#### [Records shown]
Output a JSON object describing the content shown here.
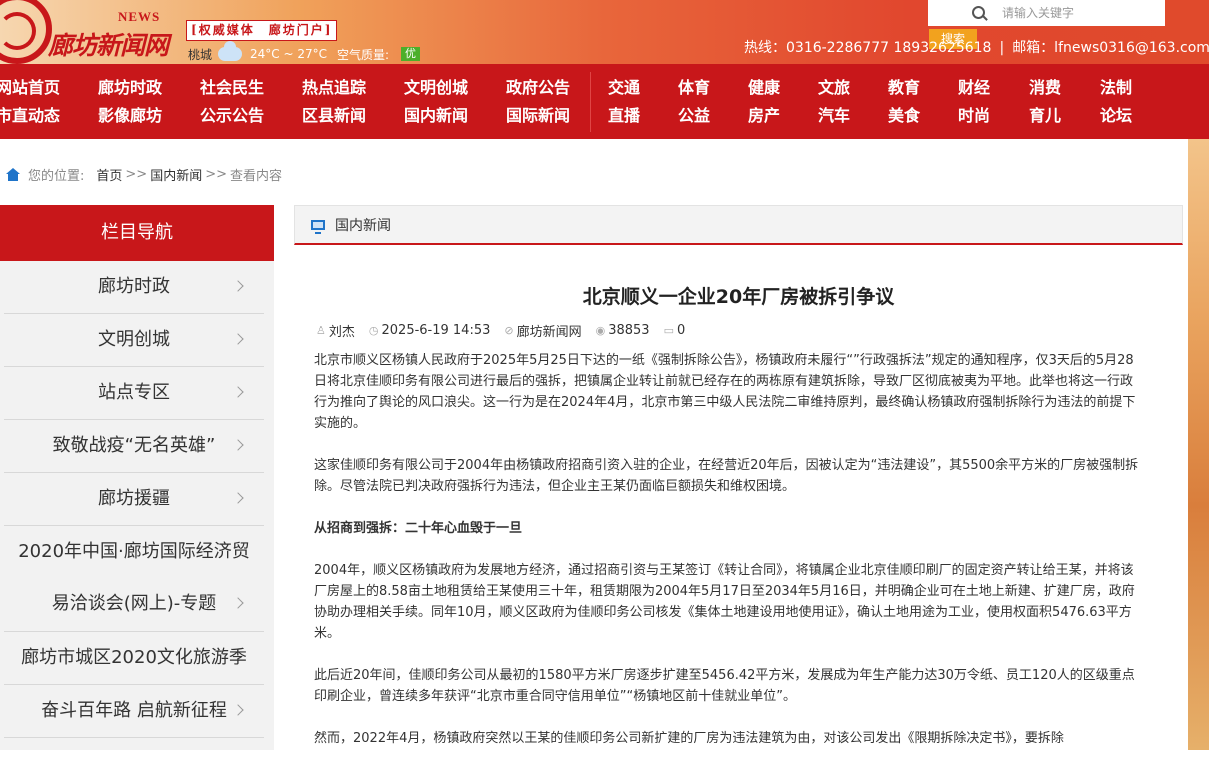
{
  "header": {
    "logo_news": "NEWS",
    "logo_text": "廊坊新闻网",
    "slogan": "权威媒体　廊坊门户",
    "weather": {
      "city": "桃城",
      "temp": "24°C ~ 27°C",
      "air_label": "空气质量:",
      "air_value": "优"
    },
    "search": {
      "placeholder": "请输入关键字",
      "button": "搜索"
    },
    "hotline": "热线：0316-2286777 18932625618",
    "email": "邮箱：lfnews0316@163.com"
  },
  "nav": {
    "columns": [
      [
        "网站首页",
        "市直动态"
      ],
      [
        "廊坊时政",
        "影像廊坊"
      ],
      [
        "社会民生",
        "公示公告"
      ],
      [
        "热点追踪",
        "区县新闻"
      ],
      [
        "文明创城",
        "国内新闻"
      ],
      [
        "政府公告",
        "国际新闻"
      ],
      [
        "交通",
        "直播"
      ],
      [
        "体育",
        "公益"
      ],
      [
        "健康",
        "房产"
      ],
      [
        "文旅",
        "汽车"
      ],
      [
        "教育",
        "美食"
      ],
      [
        "财经",
        "时尚"
      ],
      [
        "消费",
        "育儿"
      ],
      [
        "法制",
        "论坛"
      ]
    ]
  },
  "breadcrumb": {
    "prefix": "您的位置:",
    "home": "首页",
    "section": "国内新闻",
    "current": "查看内容"
  },
  "sidebar": {
    "title": "栏目导航",
    "items": [
      "廊坊时政",
      "文明创城",
      "站点专区",
      "致敬战疫“无名英雄”",
      "廊坊援疆",
      "2020年中国·廊坊国际经济贸易洽谈会(网上)-专题",
      "廊坊市城区2020文化旅游季",
      "奋斗百年路 启航新征程"
    ]
  },
  "panel": {
    "title": "国内新闻"
  },
  "article": {
    "title": "北京顺义一企业20年厂房被拆引争议",
    "author": "刘杰",
    "date": "2025-6-19 14:53",
    "source": "廊坊新闻网",
    "views": "38853",
    "comments": "0",
    "paragraphs": [
      "北京市顺义区杨镇人民政府于2025年5月25日下达的一纸《强制拆除公告》，杨镇政府未履行“”行政强拆法”规定的通知程序，仅3天后的5月28日将北京佳顺印务有限公司进行最后的强拆，把镇属企业转让前就已经存在的两栋原有建筑拆除，导致厂区彻底被夷为平地。此举也将这一行政行为推向了舆论的风口浪尖。这一行为是在2024年4月，北京市第三中级人民法院二审维持原判，最终确认杨镇政府强制拆除行为违法的前提下实施的。",
      "这家佳顺印务有限公司于2004年由杨镇政府招商引资入驻的企业，在经营近20年后，因被认定为“违法建设”，其5500余平方米的厂房被强制拆除。尽管法院已判决政府强拆行为违法，但企业主王某仍面临巨额损失和维权困境。",
      "从招商到强拆：二十年心血毁于一旦",
      "2004年，顺义区杨镇政府为发展地方经济，通过招商引资与王某签订《转让合同》，将镇属企业北京佳顺印刷厂的固定资产转让给王某，并将该厂房屋上的8.58亩土地租赁给王某使用三十年，租赁期限为2004年5月17日至2034年5月16日，并明确企业可在土地上新建、扩建厂房，政府协助办理相关手续。同年10月，顺义区政府为佳顺印务公司核发《集体土地建设用地使用证》，确认土地用途为工业，使用权面积5476.63平方米。",
      "此后近20年间，佳顺印务公司从最初的1580平方米厂房逐步扩建至5456.42平方米，发展成为年生产能力达30万令纸、员工120人的区级重点印刷企业，曾连续多年获评“北京市重合同守信用单位”“杨镇地区前十佳就业单位”。",
      "然而，2022年4月，杨镇政府突然以王某的佳顺印务公司新扩建的厂房为违法建筑为由，对该公司发出《限期拆除决定书》，要拆除"
    ]
  }
}
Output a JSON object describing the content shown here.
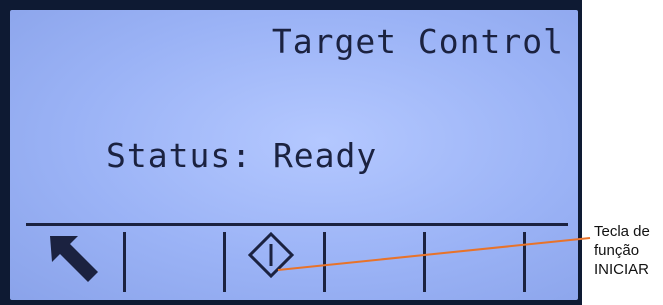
{
  "display": {
    "title": "Target Control",
    "status_text": "Status: Ready"
  },
  "softkeys": [
    {
      "name": "exit",
      "icon": "exit-arrow-icon"
    },
    {
      "name": "blank-2",
      "icon": ""
    },
    {
      "name": "start",
      "icon": "start-diamond-icon"
    },
    {
      "name": "blank-4",
      "icon": ""
    },
    {
      "name": "blank-5",
      "icon": ""
    },
    {
      "name": "blank-6",
      "icon": ""
    }
  ],
  "callout": {
    "lines": [
      "Tecla de",
      "função",
      "INICIAR"
    ],
    "line_color": "#e8732a"
  },
  "colors": {
    "lcd_background": "#a8bdfb",
    "lcd_text": "#1b2240",
    "bezel": "#0e1a33"
  }
}
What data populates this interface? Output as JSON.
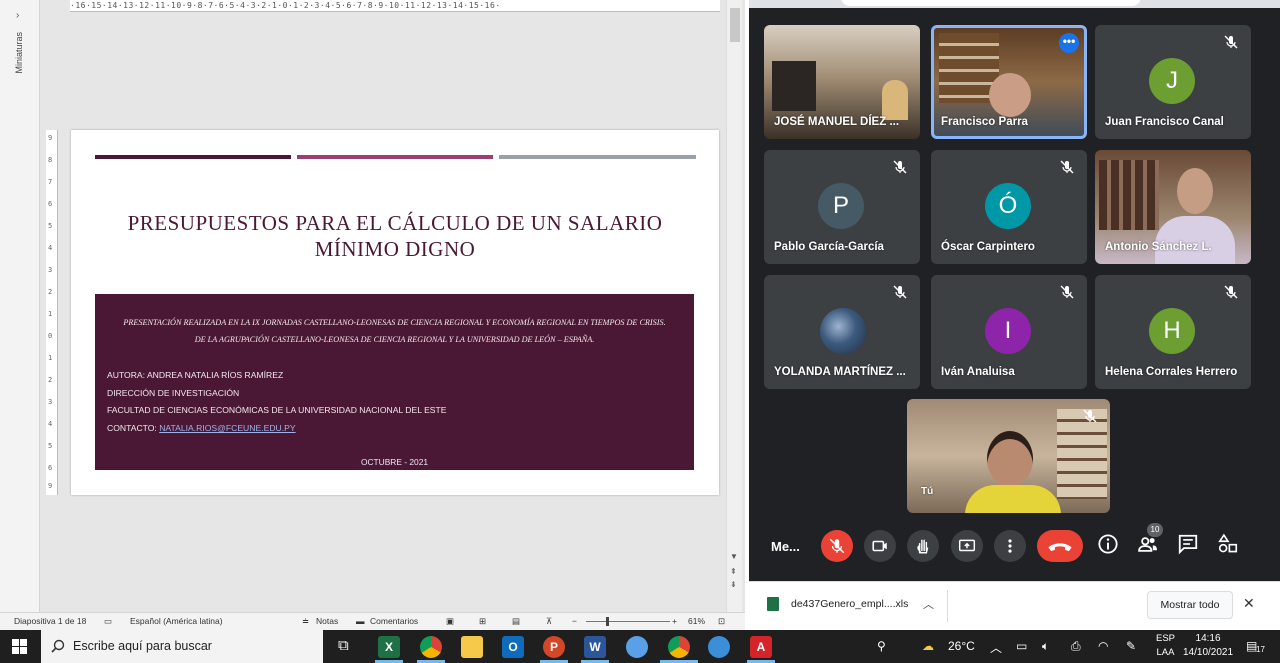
{
  "ppt": {
    "thumbnails_label": "Miniaturas",
    "ruler_top": "·16·15·14·13·12·11·10·9·8·7·6·5·4·3·2·1·0·1·2·3·4·5·6·7·8·9·10·11·12·13·14·15·16·",
    "slide": {
      "bar_colors": [
        "#4a1835",
        "#9a4070",
        "#9aa0a6"
      ],
      "title": "PRESUPUESTOS PARA EL CÁLCULO DE UN SALARIO MÍNIMO DIGNO",
      "intro_line1": "PRESENTACIÓN REALIZADA EN LA IX JORNADAS CASTELLANO-LEONESAS DE CIENCIA REGIONAL Y  ECONOMÍA REGIONAL EN TIEMPOS DE CRISIS.",
      "intro_line2": "DE LA AGRUPACIÓN CASTELLANO-LEONESA DE CIENCIA REGIONAL Y LA UNIVERSIDAD DE LEÓN – ESPAÑA.",
      "author": "AUTORA: ANDREA NATALIA RÍOS RAMÍREZ",
      "dept": "DIRECCIÓN DE INVESTIGACIÓN",
      "faculty": "FACULTAD DE CIENCIAS ECONÓMICAS DE LA UNIVERSIDAD NACIONAL DEL ESTE",
      "contact_label": "CONTACTO: ",
      "contact_email": "NATALIA.RIOS@FCEUNE.EDU.PY",
      "date": "OCTUBRE -  2021",
      "accent": "#4a1835"
    },
    "status": {
      "slide_info": "Diapositiva 1 de 18",
      "language": "Español (América latina)",
      "notes": "Notas",
      "comments": "Comentarios",
      "zoom": "61%"
    }
  },
  "meet": {
    "participants": [
      {
        "name": "JOSÉ MANUEL DÍEZ ...",
        "kind": "video"
      },
      {
        "name": "Francisco Parra",
        "kind": "video",
        "active": true
      },
      {
        "name": "Juan Francisco Canal",
        "kind": "avatar",
        "initial": "J",
        "color": "#6d9e31",
        "muted": true
      },
      {
        "name": "Pablo García-García",
        "kind": "avatar",
        "initial": "P",
        "color": "#455a64",
        "muted": true
      },
      {
        "name": "Óscar Carpintero",
        "kind": "avatar",
        "initial": "Ó",
        "color": "#0097a7",
        "muted": true
      },
      {
        "name": "Antonio Sánchez L.",
        "kind": "video"
      },
      {
        "name": "YOLANDA MARTÍNEZ ...",
        "kind": "photo",
        "muted": true
      },
      {
        "name": "Iván Analuisa",
        "kind": "avatar",
        "initial": "I",
        "color": "#8e24aa",
        "muted": true
      },
      {
        "name": "Helena Corrales Herrero",
        "kind": "avatar",
        "initial": "H",
        "color": "#6d9e31",
        "muted": true
      },
      {
        "name": "Tú",
        "kind": "video",
        "muted": true
      }
    ],
    "controls": {
      "meeting_name": "Me...",
      "participants_count": "10",
      "end_color": "#ea4335"
    },
    "download": {
      "file": "de437Genero_empl....xls",
      "show_all": "Mostrar todo"
    }
  },
  "taskbar": {
    "search_placeholder": "Escribe aquí para buscar",
    "weather": "26°C",
    "lang_line1": "ESP",
    "lang_line2": "LAA",
    "time": "14:16",
    "date": "14/10/2021",
    "notif_count": "17"
  }
}
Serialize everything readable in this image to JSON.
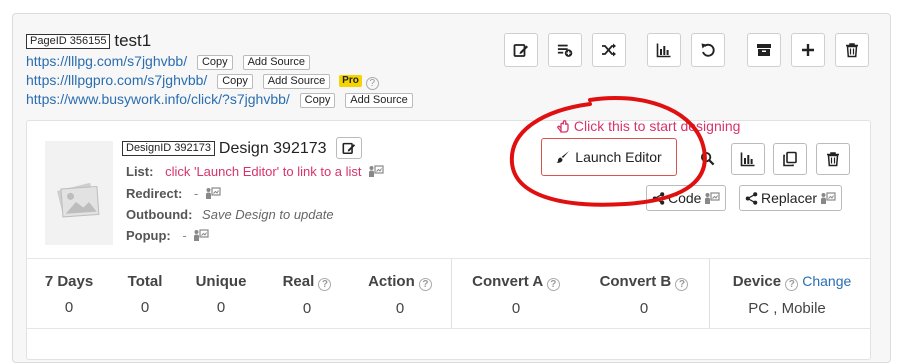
{
  "page": {
    "id_label": "PageID 356155",
    "title": "test1",
    "links": [
      {
        "url": "https://lllpg.com/s7jghvbb/",
        "copy": "Copy",
        "add_source": "Add Source",
        "badge": ""
      },
      {
        "url": "https://lllpgpro.com/s7jghvbb/",
        "copy": "Copy",
        "add_source": "Add Source",
        "badge": "Pro"
      },
      {
        "url": "https://www.busywork.info/click/?s7jghvbb/",
        "copy": "Copy",
        "add_source": "Add Source",
        "badge": ""
      }
    ],
    "toolbar_icons": [
      "edit-icon",
      "add-to-list-icon",
      "shuffle-icon",
      "stats-icon",
      "undo-icon",
      "archive-icon",
      "plus-icon",
      "trash-icon"
    ]
  },
  "design": {
    "id_label": "DesignID 392173",
    "title": "Design 392173",
    "list_label": "List:",
    "list_value": "click 'Launch Editor' to link to a list",
    "redirect_label": "Redirect:",
    "redirect_value": "-",
    "outbound_label": "Outbound:",
    "outbound_value": "Save Design to update",
    "popup_label": "Popup:",
    "popup_value": "-",
    "hint": "Click this to start designing",
    "launch_editor": "Launch Editor",
    "code_label": "Code",
    "replacer_label": "Replacer"
  },
  "stats": {
    "columns": [
      {
        "label": "7 Days",
        "value": "0",
        "help": false
      },
      {
        "label": "Total",
        "value": "0",
        "help": false
      },
      {
        "label": "Unique",
        "value": "0",
        "help": false
      },
      {
        "label": "Real",
        "value": "0",
        "help": true
      },
      {
        "label": "Action",
        "value": "0",
        "help": true
      },
      {
        "label": "Convert A",
        "value": "0",
        "help": true
      },
      {
        "label": "Convert B",
        "value": "0",
        "help": true
      },
      {
        "label": "Device",
        "value": "PC , Mobile",
        "help": true
      }
    ],
    "change_link": "Change"
  },
  "colors": {
    "accent_link": "#2a6db0",
    "hint_pink": "#d8336a",
    "annotation_red": "#e01010",
    "pro_badge": "#f5d400"
  }
}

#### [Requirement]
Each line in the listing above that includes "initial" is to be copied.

#### [Result for this exercise]
        "initial": "J",
        "initial": "P",
        "initial": "Ó",
        "initial": "I",
        "initial": "H",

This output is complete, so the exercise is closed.